Element data from apps and pages:
===
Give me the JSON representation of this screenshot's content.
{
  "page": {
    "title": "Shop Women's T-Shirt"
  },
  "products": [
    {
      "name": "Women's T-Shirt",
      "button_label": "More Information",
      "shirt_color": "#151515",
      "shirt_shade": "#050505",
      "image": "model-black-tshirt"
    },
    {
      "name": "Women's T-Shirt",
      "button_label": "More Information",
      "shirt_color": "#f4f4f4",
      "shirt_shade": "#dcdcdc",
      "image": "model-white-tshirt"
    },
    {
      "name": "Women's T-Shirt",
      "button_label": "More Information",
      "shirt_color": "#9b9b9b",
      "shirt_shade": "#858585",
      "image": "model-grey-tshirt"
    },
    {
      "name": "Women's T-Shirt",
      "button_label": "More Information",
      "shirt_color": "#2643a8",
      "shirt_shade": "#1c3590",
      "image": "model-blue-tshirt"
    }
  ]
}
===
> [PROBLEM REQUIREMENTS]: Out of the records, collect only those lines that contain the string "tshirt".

> [TASK SOLUTION]:
      "image": "model-black-tshirt"
      "image": "model-white-tshirt"
      "image": "model-grey-tshirt"
      "image": "model-blue-tshirt"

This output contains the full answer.